With the help and inspiration of Schraiber and others, she became involved in the client movement, advocating for more recovery-focused care. It has been recognized that peer advocates such as Deleon have a unique ability to empathize with clients who are stigmatized in society, Schraiber said.
As few as 10 years ago, it wasn't common for mental health service providers to disclose their own diagnoses because of the negative attitudes and shame that can come with them. Deleon found only a few people like her in the system.
The biggest roadblock to change, she says, is the stigma within the mental health system. Even as mental health providers have become more accepting of recovery-based models, it is hard for some to change their mindsets. "I don't think we can sensitize them, but at least they will recognize that we are valuable and our lived experience is important," she said.
Dr. Christopher Camilleri, a psychiatrist who has worked at several nonprofit mental health agencies and frequently works with the client movement, has a history of depression, which is one of the reasons he decided to become a psychiatrist. He is one of the professionals with “lived experience” who considers himself an activist along with the likes of Gonzalez, Schraiber and Deleon. He has witnessed the slow changes in the system that has long adopted a clinical model of care. "The system's not used to people who do not have licenses and degrees working alongside them," he said.
Stigma can go both ways, however. Consumers of services sometimes demonize psychiatrists. At a recent conference, a friend was introducing him to other clients. During one introduction, she whispered into his ear, "Is it okay if I tell them you're a psychiatrist?"
Camilleri, who says he sometimes acts like a kind of chameleon in his field, can use his own experience with depression to make breakthroughs with his clients. At professional conferences, he tries to convert other psychiatrists to a more empathetic, recovery-oriented model that sometimes means not prescribing medication for certain problems.
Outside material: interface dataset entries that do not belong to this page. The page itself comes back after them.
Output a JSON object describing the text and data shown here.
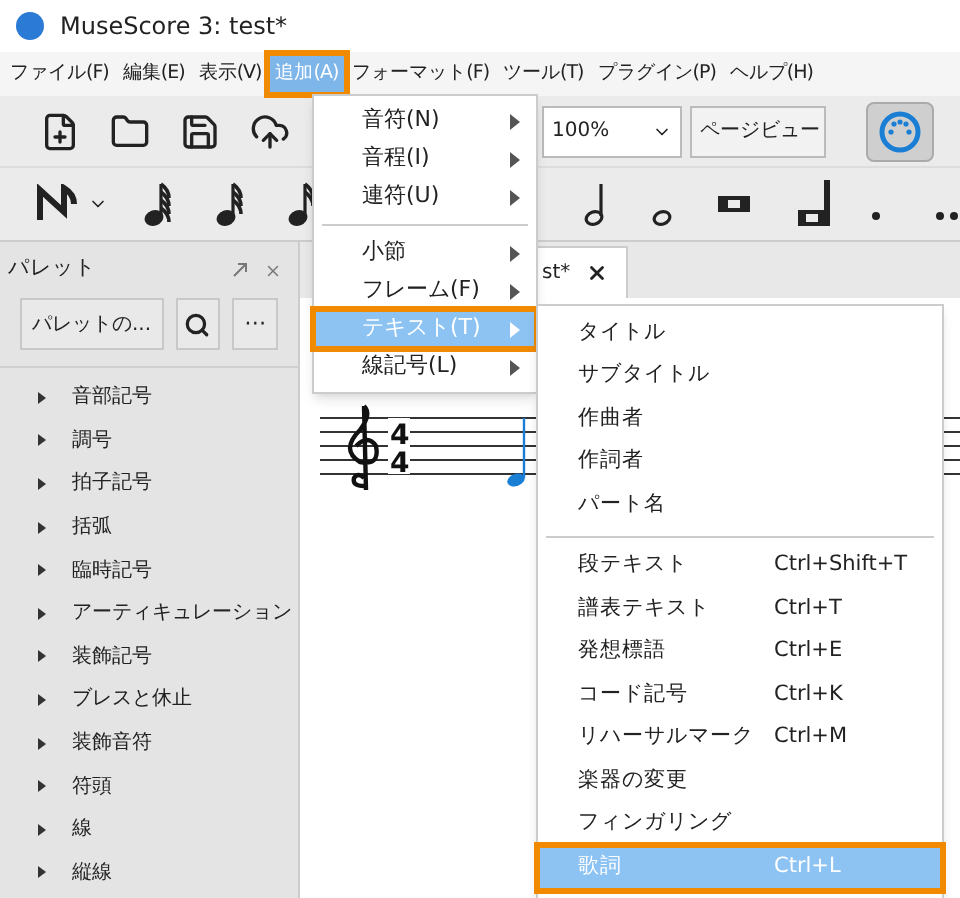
{
  "window": {
    "title": "MuseScore 3: test*"
  },
  "menu_bar": [
    {
      "label": "ファイル(F)",
      "selected": false
    },
    {
      "label": "編集(E)",
      "selected": false
    },
    {
      "label": "表示(V)",
      "selected": false
    },
    {
      "label": "追加(A)",
      "selected": true
    },
    {
      "label": "フォーマット(F)",
      "selected": false
    },
    {
      "label": "ツール(T)",
      "selected": false
    },
    {
      "label": "プラグイン(P)",
      "selected": false
    },
    {
      "label": "ヘルプ(H)",
      "selected": false
    }
  ],
  "toolbar": {
    "zoom": "100%",
    "view": "ページビュー",
    "midi_input_on": true
  },
  "palette": {
    "title": "パレット",
    "add_button": "パレットの...",
    "more_button": "⋯",
    "items": [
      "音部記号",
      "調号",
      "拍子記号",
      "括弧",
      "臨時記号",
      "アーティキュレーション",
      "装飾記号",
      "ブレスと休止",
      "装飾音符",
      "符頭",
      "線",
      "縦線"
    ]
  },
  "score_tab": {
    "label": "st*"
  },
  "score": {
    "time_signature": [
      "4",
      "4"
    ]
  },
  "add_menu": {
    "groups": [
      [
        {
          "label": "音符(N)",
          "selected": false
        },
        {
          "label": "音程(I)",
          "selected": false
        },
        {
          "label": "連符(U)",
          "selected": false
        }
      ],
      [
        {
          "label": "小節",
          "selected": false
        },
        {
          "label": "フレーム(F)",
          "selected": false
        },
        {
          "label": "テキスト(T)",
          "selected": true
        },
        {
          "label": "線記号(L)",
          "selected": false
        }
      ]
    ]
  },
  "text_submenu": {
    "groups": [
      [
        {
          "label": "タイトル",
          "selected": false
        },
        {
          "label": "サブタイトル",
          "selected": false
        },
        {
          "label": "作曲者",
          "selected": false
        },
        {
          "label": "作詞者",
          "selected": false
        },
        {
          "label": "パート名",
          "selected": false
        }
      ],
      [
        {
          "label": "段テキスト",
          "shortcut": "Ctrl+Shift+T",
          "selected": false
        },
        {
          "label": "譜表テキスト",
          "shortcut": "Ctrl+T",
          "selected": false
        },
        {
          "label": "発想標語",
          "shortcut": "Ctrl+E",
          "selected": false
        },
        {
          "label": "コード記号",
          "shortcut": "Ctrl+K",
          "selected": false
        },
        {
          "label": "リハーサルマーク",
          "shortcut": "Ctrl+M",
          "selected": false
        },
        {
          "label": "楽器の変更",
          "selected": false
        },
        {
          "label": "フィンガリング",
          "selected": false
        },
        {
          "label": "歌詞",
          "shortcut": "Ctrl+L",
          "selected": true
        }
      ]
    ]
  }
}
Though he finds many people in his profession open to change, there are many who want to stick to the model of managing symptoms. That, he said, is not the way to give patients hope. "If you send that message to clients," he says, "it's a self-fulfilling prophecy."